Brazil's ethanol producers called at the Ethanol Summit 2015 in Sao Paulo for bolstering sales of the biofuel, which has lost market share to petroleum derivatives in recent years, in an effort to have a more balanced energy mix.
Ethanol is essential for cuttting imports of gasoline, Petrobras CEO Aldemir Bendine said.
The biofuel currently accounts for 16 percent of Brazil's energy mix and the government has the legal tools to provide greater support to the industry, National Petroleum, Gas and Biofuels Agency, or ANP, director Magda Chambriard said.
Brazil has been producing ethanol from sugar cane for three decades, but the industry lost its competitive edge in recent years due to a drought and the government's decision to freeze gasoline prices in 2014 as a way of fighting inflation.

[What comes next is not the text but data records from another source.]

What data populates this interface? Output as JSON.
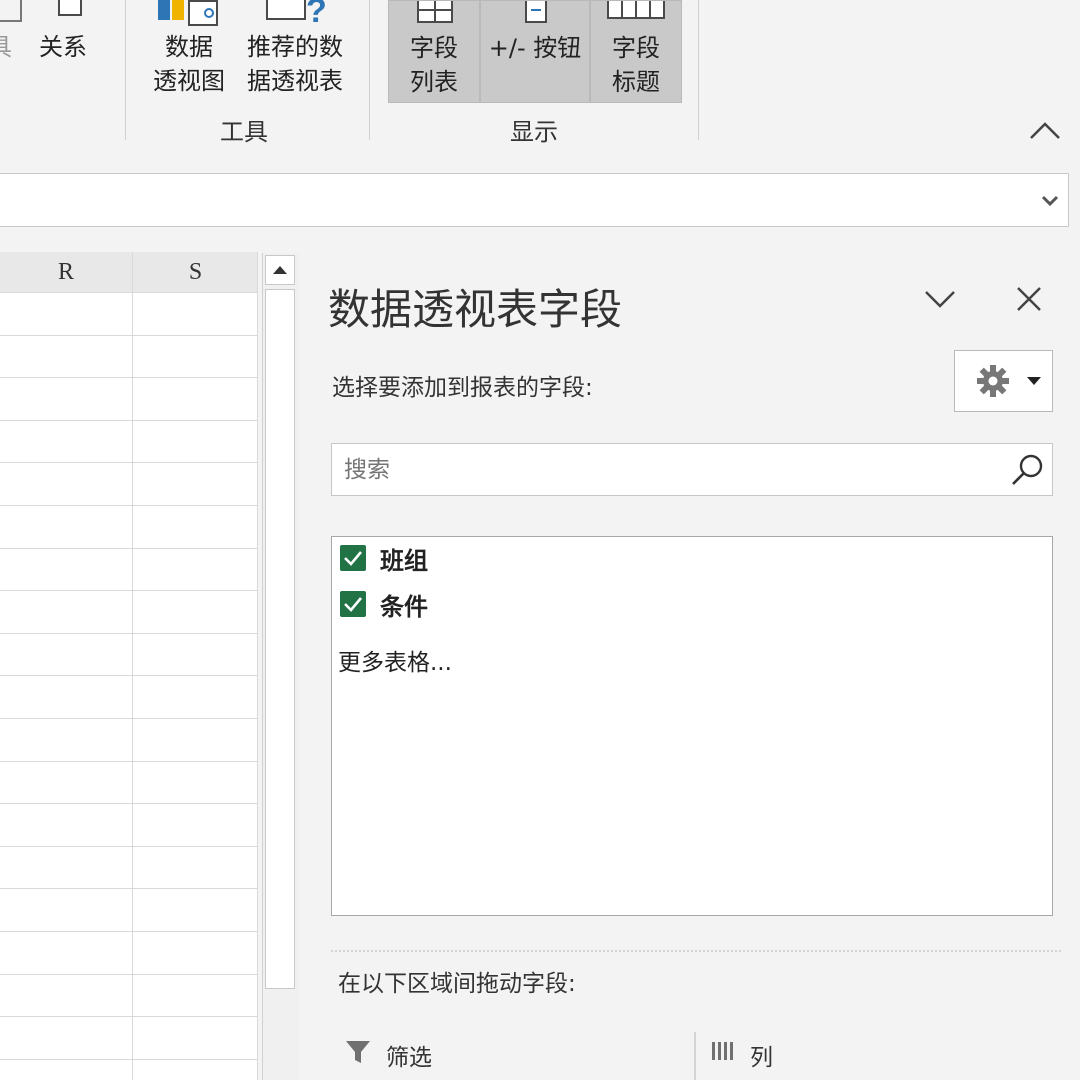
{
  "ribbon": {
    "partial_label": "具",
    "relations_label": "关系",
    "pivot_chart_label_1": "数据",
    "pivot_chart_label_2": "透视图",
    "recommended_label_1": "推荐的数",
    "recommended_label_2": "据透视表",
    "tools_group_label": "工具",
    "field_list_label_1": "字段",
    "field_list_label_2": "列表",
    "buttons_label": "+/- 按钮",
    "field_headers_label_1": "字段",
    "field_headers_label_2": "标题",
    "show_group_label": "显示"
  },
  "grid": {
    "columns": [
      "R",
      "S"
    ]
  },
  "pane": {
    "title": "数据透视表字段",
    "choose_label": "选择要添加到报表的字段:",
    "search_placeholder": "搜索",
    "fields": [
      {
        "label": "班组",
        "checked": true
      },
      {
        "label": "条件",
        "checked": true
      }
    ],
    "more_tables": "更多表格...",
    "drag_label": "在以下区域间拖动字段:",
    "areas": {
      "filters": "筛选",
      "columns": "列"
    }
  },
  "colors": {
    "accent": "#217346",
    "show_active": "#c9c9c9"
  }
}
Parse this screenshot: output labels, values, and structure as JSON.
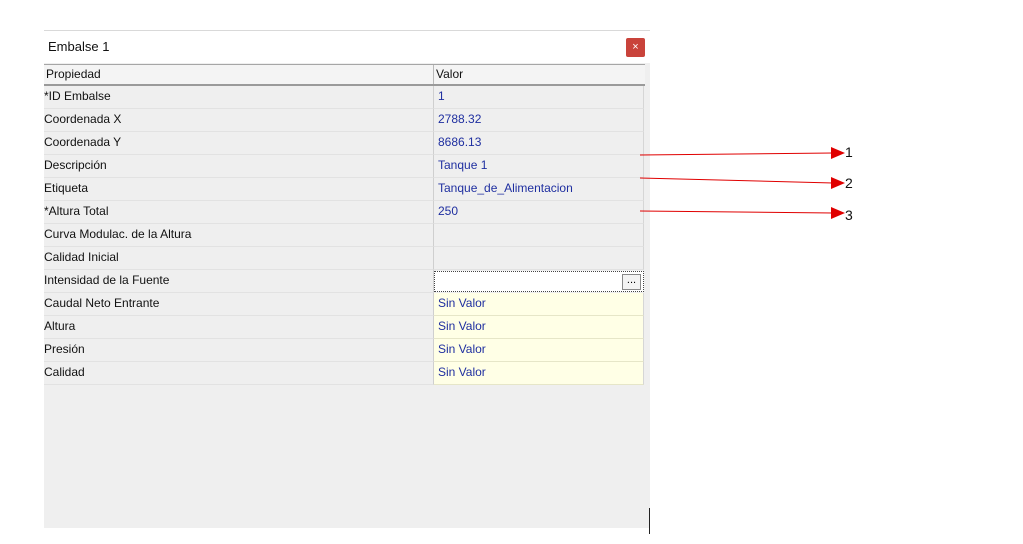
{
  "window": {
    "title": "Embalse 1",
    "close_label": "×"
  },
  "grid": {
    "headers": [
      "Propiedad",
      "Valor"
    ],
    "rows": [
      {
        "prop": "*ID Embalse",
        "value": "1",
        "kind": "normal"
      },
      {
        "prop": "Coordenada X",
        "value": "2788.32",
        "kind": "normal"
      },
      {
        "prop": "Coordenada Y",
        "value": "8686.13",
        "kind": "normal"
      },
      {
        "prop": "Descripción",
        "value": "Tanque 1",
        "kind": "normal"
      },
      {
        "prop": "Etiqueta",
        "value": "Tanque_de_Alimentacion",
        "kind": "normal"
      },
      {
        "prop": "*Altura Total",
        "value": "250",
        "kind": "normal"
      },
      {
        "prop": "Curva Modulac. de la Altura",
        "value": "",
        "kind": "normal"
      },
      {
        "prop": "Calidad Inicial",
        "value": "",
        "kind": "normal"
      },
      {
        "prop": "Intensidad de la Fuente",
        "value": "",
        "kind": "edit",
        "button": "..."
      },
      {
        "prop": "Caudal Neto Entrante",
        "value": "Sin Valor",
        "kind": "readonly"
      },
      {
        "prop": "Altura",
        "value": "Sin Valor",
        "kind": "readonly"
      },
      {
        "prop": "Presión",
        "value": "Sin Valor",
        "kind": "readonly"
      },
      {
        "prop": "Calidad",
        "value": "Sin Valor",
        "kind": "readonly"
      }
    ]
  },
  "annotations": {
    "labels": [
      "1",
      "2",
      "3"
    ],
    "color": "#e00000"
  }
}
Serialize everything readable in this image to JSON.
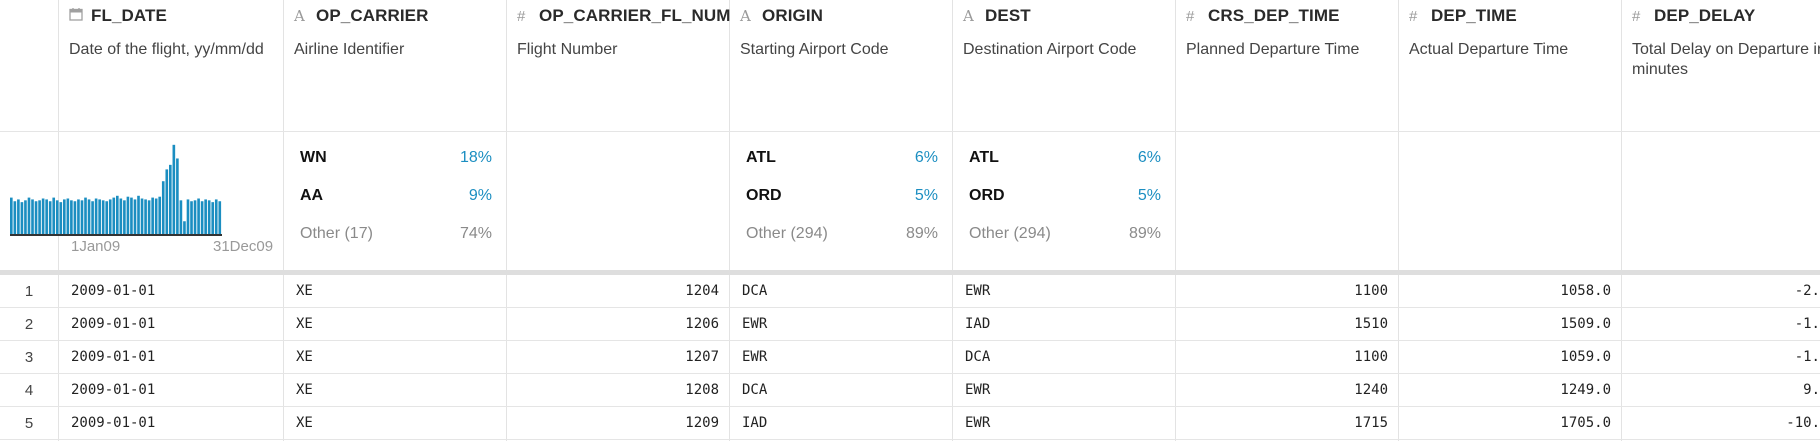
{
  "columns": [
    {
      "name": "FL_DATE",
      "type_icon": "calendar-icon",
      "description": "Date of the flight, yy/mm/dd"
    },
    {
      "name": "OP_CARRIER",
      "type_icon": "text-type-icon",
      "description": "Airline Identifier"
    },
    {
      "name": "OP_CARRIER_FL_NUM",
      "type_icon": "number-type-icon",
      "description": "Flight Number"
    },
    {
      "name": "ORIGIN",
      "type_icon": "text-type-icon",
      "description": "Starting Airport Code"
    },
    {
      "name": "DEST",
      "type_icon": "text-type-icon",
      "description": "Destination Airport Code"
    },
    {
      "name": "CRS_DEP_TIME",
      "type_icon": "number-type-icon",
      "description": "Planned Departure Time"
    },
    {
      "name": "DEP_TIME",
      "type_icon": "number-type-icon",
      "description": "Actual Departure Time"
    },
    {
      "name": "DEP_DELAY",
      "type_icon": "number-type-icon",
      "description": "Total Delay on Departure in minutes"
    }
  ],
  "fl_date_histogram": {
    "start_label": "1Jan09",
    "end_label": "31Dec09",
    "accent_color": "#1b8ec1",
    "relative_heights": [
      0.4,
      0.36,
      0.38,
      0.35,
      0.37,
      0.4,
      0.38,
      0.36,
      0.37,
      0.39,
      0.38,
      0.36,
      0.4,
      0.37,
      0.35,
      0.38,
      0.39,
      0.37,
      0.36,
      0.38,
      0.37,
      0.4,
      0.38,
      0.36,
      0.39,
      0.38,
      0.37,
      0.36,
      0.38,
      0.4,
      0.42,
      0.39,
      0.37,
      0.41,
      0.4,
      0.38,
      0.42,
      0.39,
      0.38,
      0.37,
      0.4,
      0.39,
      0.41,
      0.58,
      0.71,
      0.76,
      0.98,
      0.83,
      0.37,
      0.14,
      0.38,
      0.36,
      0.37,
      0.39,
      0.36,
      0.38,
      0.37,
      0.35,
      0.38,
      0.36
    ]
  },
  "stats": {
    "OP_CARRIER": [
      {
        "k": "WN",
        "v": "18%"
      },
      {
        "k": "AA",
        "v": "9%"
      },
      {
        "k": "Other (17)",
        "v": "74%"
      }
    ],
    "ORIGIN": [
      {
        "k": "ATL",
        "v": "6%"
      },
      {
        "k": "ORD",
        "v": "5%"
      },
      {
        "k": "Other (294)",
        "v": "89%"
      }
    ],
    "DEST": [
      {
        "k": "ATL",
        "v": "6%"
      },
      {
        "k": "ORD",
        "v": "5%"
      },
      {
        "k": "Other (294)",
        "v": "89%"
      }
    ]
  },
  "rows": [
    {
      "n": "1",
      "cells": [
        "2009-01-01",
        "XE",
        "1204",
        "DCA",
        "EWR",
        "1100",
        "1058.0",
        "-2."
      ]
    },
    {
      "n": "2",
      "cells": [
        "2009-01-01",
        "XE",
        "1206",
        "EWR",
        "IAD",
        "1510",
        "1509.0",
        "-1."
      ]
    },
    {
      "n": "3",
      "cells": [
        "2009-01-01",
        "XE",
        "1207",
        "EWR",
        "DCA",
        "1100",
        "1059.0",
        "-1."
      ]
    },
    {
      "n": "4",
      "cells": [
        "2009-01-01",
        "XE",
        "1208",
        "DCA",
        "EWR",
        "1240",
        "1249.0",
        "9."
      ]
    },
    {
      "n": "5",
      "cells": [
        "2009-01-01",
        "XE",
        "1209",
        "IAD",
        "EWR",
        "1715",
        "1705.0",
        "-10."
      ]
    }
  ]
}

Ethanol's share of the national fuel mix has fallen from 54 percent to 36 percent over the past six years, and a University of Sao Paulo study found that 300,000 jobs were lost in the industry and several plants were on the verge of bankruptcy.

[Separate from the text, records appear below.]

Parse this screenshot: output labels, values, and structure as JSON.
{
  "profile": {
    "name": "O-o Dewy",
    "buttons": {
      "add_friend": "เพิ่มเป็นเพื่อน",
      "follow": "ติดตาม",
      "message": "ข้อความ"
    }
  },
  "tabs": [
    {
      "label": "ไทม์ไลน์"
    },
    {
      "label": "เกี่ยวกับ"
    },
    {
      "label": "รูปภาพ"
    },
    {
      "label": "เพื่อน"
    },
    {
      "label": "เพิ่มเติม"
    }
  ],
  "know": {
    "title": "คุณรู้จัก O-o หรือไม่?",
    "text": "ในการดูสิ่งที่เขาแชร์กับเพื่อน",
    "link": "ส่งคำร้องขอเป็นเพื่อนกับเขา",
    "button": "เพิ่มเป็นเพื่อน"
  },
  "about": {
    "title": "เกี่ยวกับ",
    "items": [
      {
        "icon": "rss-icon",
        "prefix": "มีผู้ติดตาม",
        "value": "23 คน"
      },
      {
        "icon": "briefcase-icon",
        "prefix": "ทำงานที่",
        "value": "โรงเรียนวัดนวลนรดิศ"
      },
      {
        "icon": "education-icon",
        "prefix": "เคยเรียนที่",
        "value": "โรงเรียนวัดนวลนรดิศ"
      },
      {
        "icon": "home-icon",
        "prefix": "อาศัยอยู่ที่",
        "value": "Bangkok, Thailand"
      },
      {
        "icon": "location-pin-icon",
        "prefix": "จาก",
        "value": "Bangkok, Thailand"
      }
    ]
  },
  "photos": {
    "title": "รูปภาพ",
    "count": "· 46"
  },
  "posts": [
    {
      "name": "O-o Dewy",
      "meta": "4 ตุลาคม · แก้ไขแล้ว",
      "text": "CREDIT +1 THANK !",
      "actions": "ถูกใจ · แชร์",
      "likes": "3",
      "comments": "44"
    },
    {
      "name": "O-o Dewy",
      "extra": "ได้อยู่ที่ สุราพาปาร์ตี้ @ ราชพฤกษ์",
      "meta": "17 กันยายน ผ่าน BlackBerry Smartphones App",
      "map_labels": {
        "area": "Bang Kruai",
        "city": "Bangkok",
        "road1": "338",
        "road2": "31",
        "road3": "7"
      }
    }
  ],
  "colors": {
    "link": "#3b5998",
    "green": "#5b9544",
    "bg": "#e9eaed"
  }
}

The government approved an increase in the amount of ethanol that must be blended into gasoline from 25 percent to 27 percent in March in an attempt to boost the biofuels industry.
About 90 percent of the automobiles in Brazil are equipped with engines that can use any blend of gasoline and ethanol.
Recent studies concluded that Brazil could achieve advanced biofuels production of 170 billion liters annually by 2030, allowing the South American country to reduce gasoline consumption by 83 percent.
Ethanol, made from crops such as sugar cane and corn, is basically grain alcohol. The clean-burning fuel is usually mixed with unleaded gasoline and can be pumped into vehicles at existing service stations.
The two-day Ethanol Summit 2015, which ends on Tuesday, drew about 1,300 participants. EFE
Source: Fox News Latino